- · Post-summer slacking has set in at Mozilla central (less likely than above).
What to expect from FF4:
Windows users (and probably also Mac users) will experience noticeable changes in speed while browsing graphics-intensive websites and especially upgrades to functionality that should facilitate the 3D, social and interactive web experience some are calling Web 3.0.
Some people report negative changes in speed do to increased functionality however, so don’t hold your horses just yet on that — this PC still takes over 20 seconds to boot Windows 7, even though instant-on has theoretically been available for years (i.e. by loading the operating system on ROM or RAM and not on slow hard drives). Changes under-the-hood also include updates to CSS3 and HTML5 support, improved crash protection and multitouch support.
Interface changes include sychronization with mobile devices, improvements in tabbed browsing, a new add-on system.
Firefox 4 (alongside the coming IE9) underscores 5 dramatic trends in browsing, demonstrating the direction of content and functionality on cyberspace.
The Five Senses: browsers have begun implementing true HTML5 multimedia support, including the ability to directly stream audio and video, improving support for new compressed image formats and animation. Someday soon we will “smell” a website too and “feel” it with our hands (haptics); expect APIs and human-interface devices for this to surface around 2016, hitting the mass market around 2020.

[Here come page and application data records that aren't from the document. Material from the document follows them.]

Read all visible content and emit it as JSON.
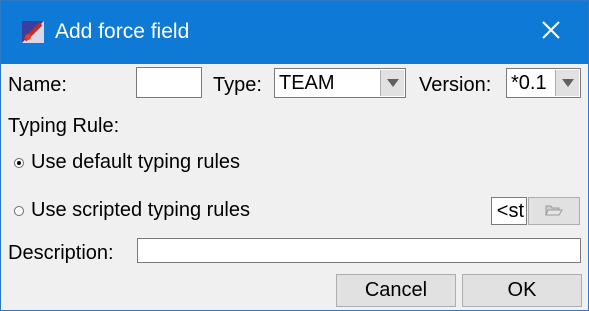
{
  "window": {
    "title": "Add force field"
  },
  "icons": {
    "app": "app-icon",
    "close": "close-icon",
    "dropdown": "chevron-down-icon",
    "folder": "folder-open-icon"
  },
  "form": {
    "name_label": "Name:",
    "name_value": "",
    "type_label": "Type:",
    "type_value": "TEAM",
    "version_label": "Version:",
    "version_value": "*0.1",
    "typing_rule_label": "Typing Rule:",
    "radio_default_label": "Use default typing rules",
    "radio_default_checked": true,
    "radio_scripted_label": "Use scripted typing rules",
    "radio_scripted_checked": false,
    "script_field_value": "st>",
    "description_label": "Description:",
    "description_value": ""
  },
  "buttons": {
    "cancel": "Cancel",
    "ok": "OK"
  },
  "colors": {
    "titlebar": "#0e7ad6",
    "dialog_bg": "#f0f0f0",
    "button_bg": "#e1e1e1"
  }
}
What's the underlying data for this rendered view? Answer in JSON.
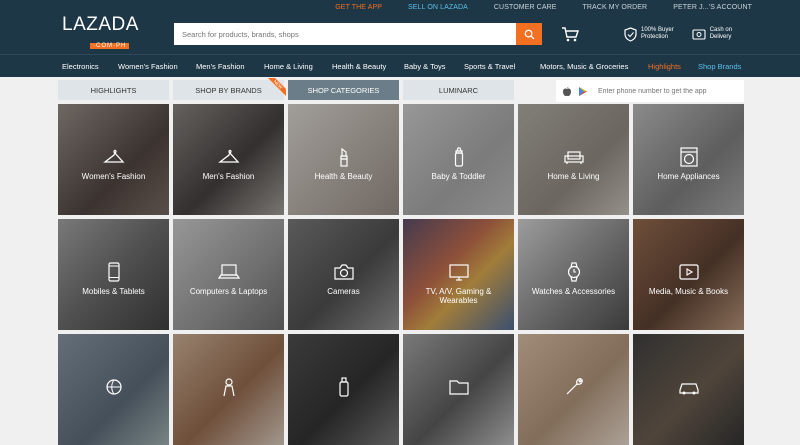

· One Size fits all: extensions are becoming increasingly popular that improve support for social applications like Twitter, but also to do almost anything with your browser; this development is similar to the market for iPhone apps.
· The Browser-Takeover Browsers are becoming more and more like an OS, especially Google Chrome. Thus upgrading them will be ever more critical to universities and cutting-edge companies, and eventually, a must for nearly everyone.
· Growing Power of WOM: The voice of the web is becoming increasingly important: consider how many people bashed IE5,6,7 and 8 on forums and blogs and in the press and how Microsoft finally gave in to popular demand, creating IE 9 (after losing nearly half of the browser market to Firefox).
· Choice & Interconnectivity: you can select your browser’s skin. Remember the good old Winamp-Player for mp3s? You can get customized browsers and operating systems for your mobile phone phone, ipod touch, subnotebook or ipad. Expect operating systems to enter everything from your car, to your chair and coffee cup. No joke. Choice means increasing complexity however, so get ready to learn new things. And did you know that you can close your NYC apartment’s window-shade from your parents’ laptop using the internet?
The future is bright for cyberspace, but in the next weeks, we hope Mozilla gets its act together and releases Beta 8 of Firefox 4 soon so that we can get a release candidate or even final version for Xmas (or whatever people celebrate this winter).
Please feel free to comment on what direction you think browsers and the web are headed and what you wish to see for future releases of Firefox, Chrome, Safari, Opera and IE.